Pakistan’s parliament has unanimously approved demands to end all drone strikes in their country, yet Obama and Romney both agree that we should be using even more of these sovereignty-ignoring UAVs.
Obama is one of the luckiest politicians in American history; Romney failed to call out the constitutionally questionable overreaches of federal power that the Obama administration has engaged in while fighting the War on Terror.
Why didn’t Romney hammer Obama on the increasing use of UAVs in American airspace? Department of Homeland Security Secretary Napolitano is anticipating over 30,000 UAVs in U.S. airspace by 2020, so this is an issue that particularly deserves attention.
There was no criticism of the Obama administration’s targeting and assassination of American citizens like Anwar al-Awlaki without due process — which our constitution specifies you cannot deprive somebody of life, liberty or property without.
There was no mention at all about the Patriot Act, which candidate Obama vowed to retract, yet under his administration the Patriot Act has been renewed and extended.
Most importantly, the single greatest constitutional issue facing this nation today was not brought up a single time in the debates: The National Defense Authorization Act. This despicable legislation — which already has an injunction against it by a federal judge — legalizes the indefinite detention of American citizens without charge or trial.
Romney did not challenge Obama on any of these issues: His silence can only be seen as compliance. This should surprise nobody. A Romney administration would be as much of a continuation of Bush-era foreign policy as Obama’s has. In fact, of Romney’s 24 foreign policy advisers, 17 served in the Bush administration.
Despite the fireworks on that debate stage, the American people were largely exposed to two identical foreign policies. Think about it: How many time did you hear the two candidates agree with each other?
Both candidates are unequivocal allies of Israel and support crippling sanctions against Iran and military action if necessary. Both Obama and Romney are proposing increases in military spending despite our titanic debt and the fact that the might American military already eclipses every other force on the planet.
Where is the voice advocating not bombing Iran or enforcing sanctions that do nothing but starve the civilian population?
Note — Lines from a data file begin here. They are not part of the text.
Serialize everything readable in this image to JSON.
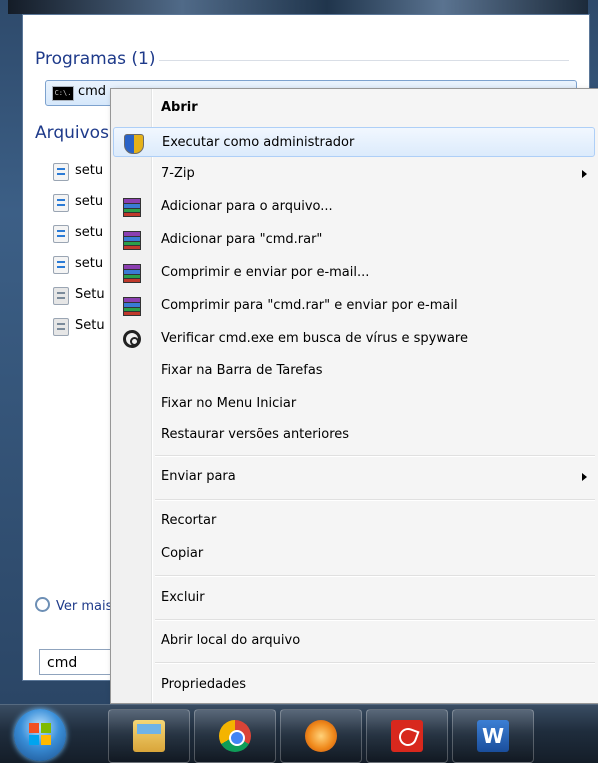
{
  "start_menu": {
    "programs_header": "Programas (1)",
    "files_header": "Arquivos",
    "program_item": "cmd",
    "program_icon_text": "C:\\.",
    "files": [
      "setu",
      "setu",
      "setu",
      "setu",
      "Setu",
      "Setu"
    ],
    "see_more": "Ver mais",
    "search_value": "cmd"
  },
  "context_menu": {
    "items": [
      {
        "label": "Abrir",
        "bold": true,
        "icon": null
      },
      {
        "label": "Executar como administrador",
        "icon": "uac-shield-icon",
        "highlighted": true
      },
      {
        "label": "7-Zip",
        "submenu": true,
        "icon": null
      },
      {
        "label": "Adicionar para o arquivo...",
        "icon": "winrar-icon"
      },
      {
        "label": "Adicionar para \"cmd.rar\"",
        "icon": "winrar-icon"
      },
      {
        "label": "Comprimir e enviar por e-mail...",
        "icon": "winrar-icon"
      },
      {
        "label": "Comprimir para \"cmd.rar\" e enviar por e-mail",
        "icon": "winrar-icon"
      },
      {
        "label": "Verificar cmd.exe em busca de vírus e spyware",
        "icon": "avg-icon"
      },
      {
        "label": "Fixar na Barra de Tarefas",
        "icon": null
      },
      {
        "label": "Fixar no Menu Iniciar",
        "icon": null
      },
      {
        "label": "Restaurar versões anteriores",
        "icon": null
      },
      {
        "label": "Enviar para",
        "submenu": true,
        "icon": null
      },
      {
        "label": "Recortar",
        "icon": null
      },
      {
        "label": "Copiar",
        "icon": null
      },
      {
        "label": "Excluir",
        "icon": null
      },
      {
        "label": "Abrir local do arquivo",
        "icon": null
      },
      {
        "label": "Propriedades",
        "icon": null
      }
    ]
  },
  "taskbar": {
    "apps": [
      "windows-explorer-icon",
      "chrome-icon",
      "orange-app-icon",
      "adobe-reader-icon",
      "word-icon"
    ],
    "word_letter": "W"
  },
  "colors": {
    "header_blue": "#1e3a8a",
    "highlight_border": "#aecff7"
  }
}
Where is the voice advocating non-intervention, peace and bringing our troops home?
Where is the voice raised in opposition to Obama’s drone war, his warrantless surveillance programs and legislation he signed allowing the indefinite detention of American citizens without charge or trial?
The truth is that there is no differentiation between the policies of Bush, Obama or even Romney when it comes to the War on Terror — when deciding between safety and liberty, they’ve all chosen safety, surveillance and control in place of freedom.
The real winner of the last presidential debate wasn’t either candidate, it was the military industrial complex and America’s global interventionism.
Editorial Editor Kevin Jensen is a senior English major. He is voting for Gary Johnson. He can be reached at firstname.lastname@example.org or on Twitter @kevinrjensen.